Apple does not have to have an external monitor of its policies, as other firms settling with the FTC have had to in the past, nor does it have to clear changes to its policies with the agency.
Apple spokesman Steve Dowling said that the settlement continues work that Apple has already begun. "Protecting children has been a top priority for the App Store from the very beginning, and Apple is proud to have set the gold standard for online stores by making the App Store a safe place for customers of all ages," he said. "Today's agreement with the FTC extends our existing refund program for in-app purchases which may have been made without a parent's permission."
The Washington Post has reported that many children have racked up hundreds of dollars through in-app purchases because the company did not require users to enter their passwords every time they made a purchase. Apple used to only require that passwords be entered every 15 minutes. The firm changed the policy in March 2011 to curb those bills and keep in-app spending under control.
The settlement passed on a 3-1 vote, with Republican commissioner Joshua Wright opposing the settlement. In a dissenting opinion, Wright said that the benefits that Apple's platform provides to consumers outweigh the injury in this case and that consumers could have -- in some part -- avoided these issues by paying closer attention to their own privacy settings.
"The Commission has no foundation upon which to base a reasonable belief that consumers would be made better off if Apple modified its disclosures to confirm to the parameters of the consent order. Given the absence of such evidence, enforcement action here is neither warranted nor in consumers’ best interest," he wrote.
Apple has already settled a class-action lawsuit with parents who said the company's policy enabled their children spend money without permission. Apple sent notices to more than 23 million iTunes account holders and required users to prove that they were charged for in-app purchases made by a minor and had not given their account password to their children. In an e-mail to Apple employees obtained by technology blogs such as 9 to 5 Mac, Apple chief executive Tim Cook said that Apple has also received 37,000 claims for full refunds from consumers. Apple confirmed the e-mail.
In his message, Cook also said that it "doesn't seem right" for the FTC to sue the company over a matter it had already settled in court.
"To us, it smacked of double jeopardy," he told employees."However, the consent decree the FTC proposed does not require us to do anything we weren’t already going to do, so we decided to accept it rather than take on a long and distracting legal fight."
At the news conference, Ramirez said the commission believes that its order better serves consumers who lost money over the in-app charges because it requires full refunds rather than the partial refunds mandated by the lawsuit settlement.
"We believe our settlement provides more robust relief," Ramirez said.
Privacy advocates said that the FTC settlement was a good first step to developing clearer protections for children and their families on digital devices.

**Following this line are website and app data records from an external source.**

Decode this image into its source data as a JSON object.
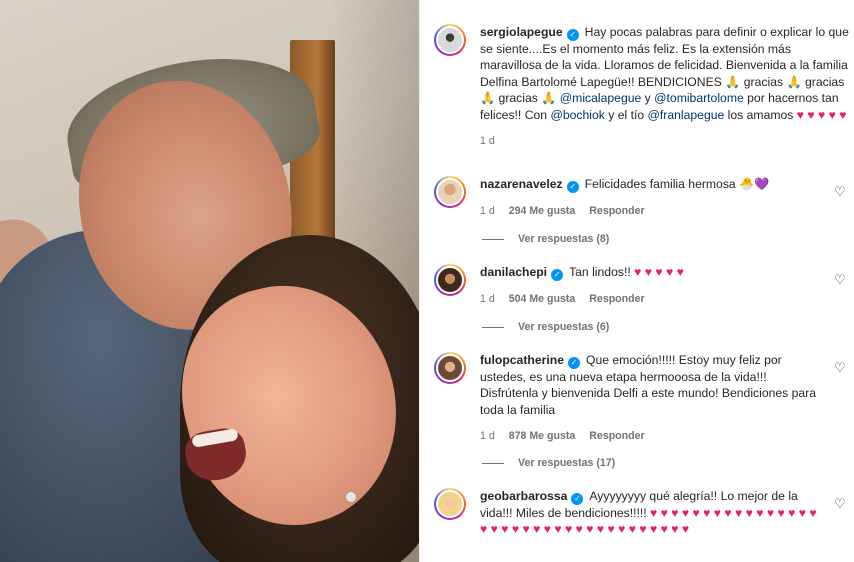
{
  "post": {
    "user": "sergiolapegue",
    "caption_parts": [
      {
        "t": "Hay pocas palabras para definir o explicar lo que se siente....Es el momento más feliz. Es la extensión más maravillosa de la vida. Lloramos de felicidad. Bienvenida a la familia Delfina Bartolomé Lapegüe!! BENDICIONES 🙏 gracias 🙏 gracias 🙏 gracias 🙏 ",
        "m": false
      },
      {
        "t": "@micalapegue",
        "m": true
      },
      {
        "t": " y ",
        "m": false
      },
      {
        "t": "@tomibartolome",
        "m": true
      },
      {
        "t": " por hacernos tan felices!! Con ",
        "m": false
      },
      {
        "t": "@bochiok",
        "m": true
      },
      {
        "t": " y el tío ",
        "m": false
      },
      {
        "t": "@franlapegue",
        "m": true
      },
      {
        "t": " los amamos",
        "m": false
      }
    ],
    "caption_hearts": "♥ ♥ ♥ ♥ ♥",
    "time": "1 d"
  },
  "comments": [
    {
      "user": "nazarenavelez",
      "text": "Felicidades familia hermosa 🐣💜",
      "hearts": "",
      "time": "1 d",
      "likes": "294 Me gusta",
      "reply": "Responder",
      "view_replies": "Ver respuestas (8)"
    },
    {
      "user": "danilachepi",
      "text": "Tan lindos!! ",
      "hearts": "♥ ♥ ♥ ♥ ♥",
      "time": "1 d",
      "likes": "504 Me gusta",
      "reply": "Responder",
      "view_replies": "Ver respuestas (6)"
    },
    {
      "user": "fulopcatherine",
      "text": "Que emoción!!!!! Estoy muy feliz por ustedes, es una nueva etapa hermooosa de la vida!!! Disfrútenla y bienvenida Delfi a este mundo! Bendiciones para toda la familia",
      "hearts": "",
      "time": "1 d",
      "likes": "878 Me gusta",
      "reply": "Responder",
      "view_replies": "Ver respuestas (17)"
    },
    {
      "user": "geobarbarossa",
      "text": "Ayyyyyyyy qué alegría!! Lo mejor de la vida!!! Miles de bendiciones!!!!! ",
      "hearts": "♥ ♥ ♥ ♥ ♥ ♥ ♥ ♥ ♥ ♥ ♥ ♥ ♥ ♥ ♥ ♥ ♥ ♥ ♥ ♥ ♥ ♥ ♥ ♥ ♥ ♥ ♥ ♥ ♥ ♥ ♥ ♥ ♥ ♥ ♥ ♥",
      "time": "",
      "likes": "",
      "reply": "",
      "view_replies": ""
    }
  ]
}
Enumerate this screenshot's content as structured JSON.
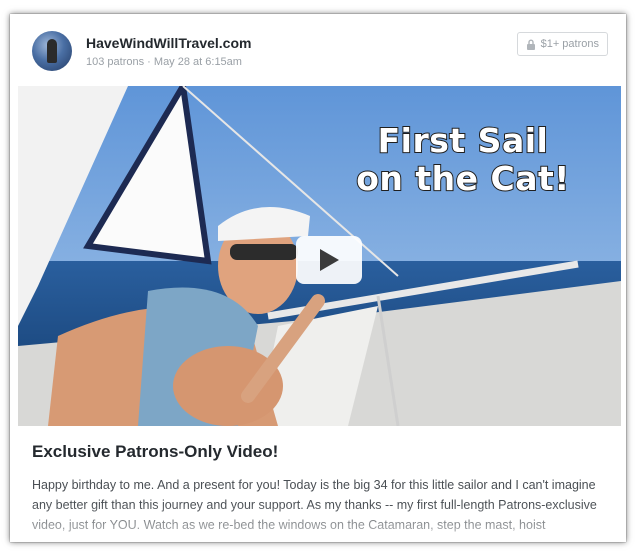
{
  "post": {
    "creator_name": "HaveWindWillTravel.com",
    "patron_count": "103 patrons",
    "separator": "·",
    "timestamp": "May 28 at 6:15am",
    "tier_label": "$1+ patrons",
    "video": {
      "caption_line1": "First Sail",
      "caption_line2": "on the Cat!",
      "play_icon": "play-icon"
    },
    "title": "Exclusive Patrons-Only Video!",
    "body": "Happy birthday to me.  And a present for you!  Today is the big 34 for this little sailor and I can't imagine any better gift than this journey and your support.  As my thanks -- my first full-length Patrons-exclusive video, just for YOU.  Watch as we re-bed the windows on the Catamaran, step the mast, hoist"
  },
  "colors": {
    "title": "#24292e",
    "muted": "#9aa0a6",
    "sky": "#6f9fd8",
    "sea": "#1d4f8c"
  }
}
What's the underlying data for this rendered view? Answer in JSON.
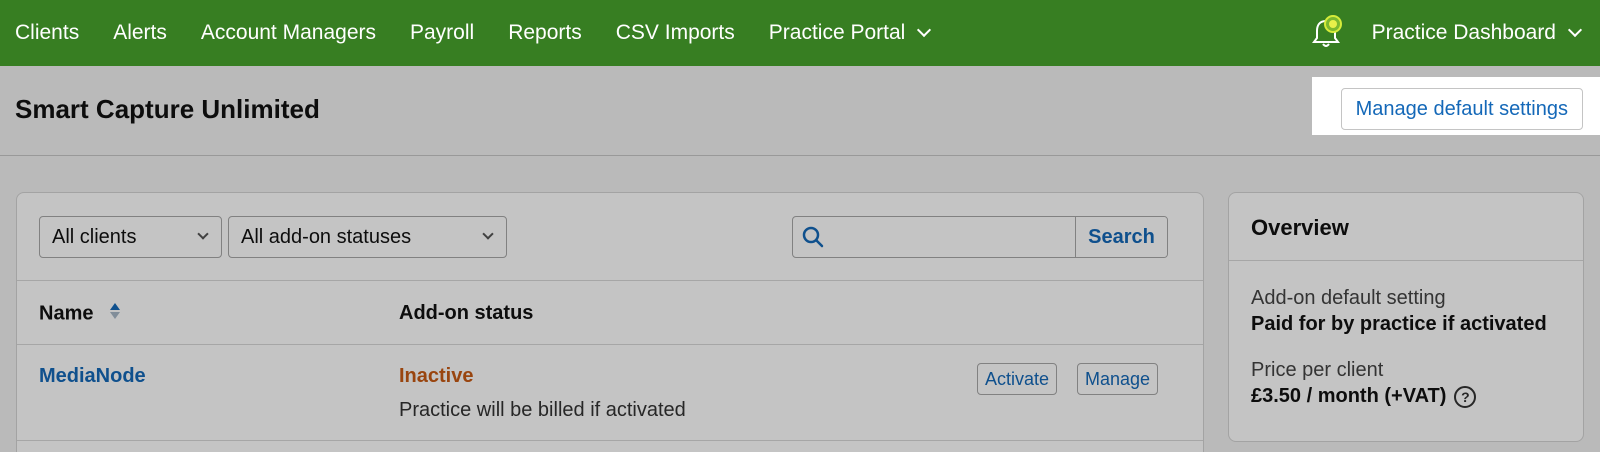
{
  "nav": {
    "items": [
      "Clients",
      "Alerts",
      "Account Managers",
      "Payroll",
      "Reports",
      "CSV Imports",
      "Practice Portal"
    ],
    "right_label": "Practice Dashboard",
    "brand_color": "#377e22",
    "notification_icon": "bell-icon"
  },
  "header": {
    "title": "Smart Capture Unlimited",
    "manage_button": "Manage default settings"
  },
  "filters": {
    "client_filter": "All clients",
    "status_filter": "All add-on statuses",
    "search_placeholder": "",
    "search_button": "Search"
  },
  "table": {
    "columns": [
      "Name",
      "Add-on status"
    ],
    "rows": [
      {
        "name": "MediaNode",
        "status": "Inactive",
        "note": "Practice will be billed if activated",
        "actions": [
          "Activate",
          "Manage"
        ]
      }
    ]
  },
  "overview": {
    "title": "Overview",
    "default_setting_label": "Add-on default setting",
    "default_setting_value": "Paid for by practice if activated",
    "price_label": "Price per client",
    "price_value": "£3.50 / month (+VAT)",
    "help_glyph": "?"
  }
}
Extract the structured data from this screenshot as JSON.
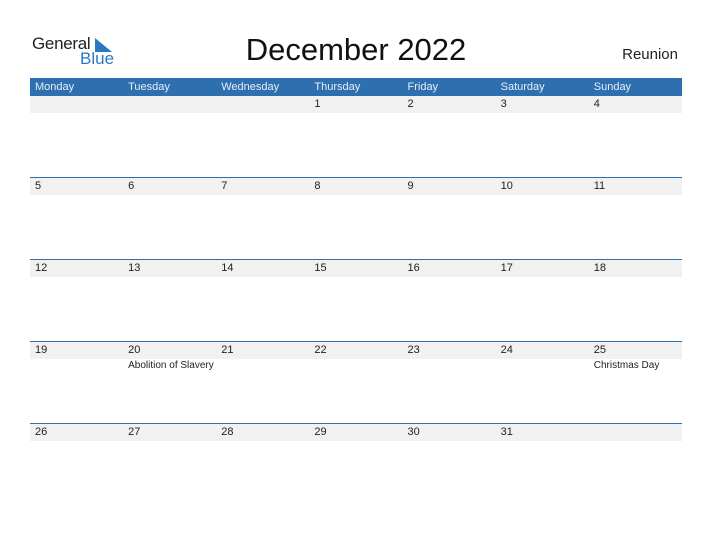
{
  "logo": {
    "general": "General",
    "blue": "Blue"
  },
  "title": "December 2022",
  "country": "Reunion",
  "colors": {
    "header_bg": "#2e6fb0",
    "strip_bg": "#f1f1f1",
    "logo_blue": "#2a78c0"
  },
  "weekdays": [
    "Monday",
    "Tuesday",
    "Wednesday",
    "Thursday",
    "Friday",
    "Saturday",
    "Sunday"
  ],
  "weeks": [
    {
      "days": [
        "",
        "",
        "",
        "1",
        "2",
        "3",
        "4"
      ],
      "events": [
        "",
        "",
        "",
        "",
        "",
        "",
        ""
      ]
    },
    {
      "days": [
        "5",
        "6",
        "7",
        "8",
        "9",
        "10",
        "11"
      ],
      "events": [
        "",
        "",
        "",
        "",
        "",
        "",
        ""
      ]
    },
    {
      "days": [
        "12",
        "13",
        "14",
        "15",
        "16",
        "17",
        "18"
      ],
      "events": [
        "",
        "",
        "",
        "",
        "",
        "",
        ""
      ]
    },
    {
      "days": [
        "19",
        "20",
        "21",
        "22",
        "23",
        "24",
        "25"
      ],
      "events": [
        "",
        "Abolition of Slavery",
        "",
        "",
        "",
        "",
        "Christmas Day"
      ]
    },
    {
      "days": [
        "26",
        "27",
        "28",
        "29",
        "30",
        "31",
        ""
      ],
      "events": [
        "",
        "",
        "",
        "",
        "",
        "",
        ""
      ]
    }
  ]
}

Jeff Chester, executive director of the Center for Digital Democracy, said in a statement: "CDD commends today’s action by the commission. However, the agency should conduct a broad investigation of emerging techniques that target children on mobile, gaming and other platforms, and identify a set of industry-wide fair marketing guidelines.”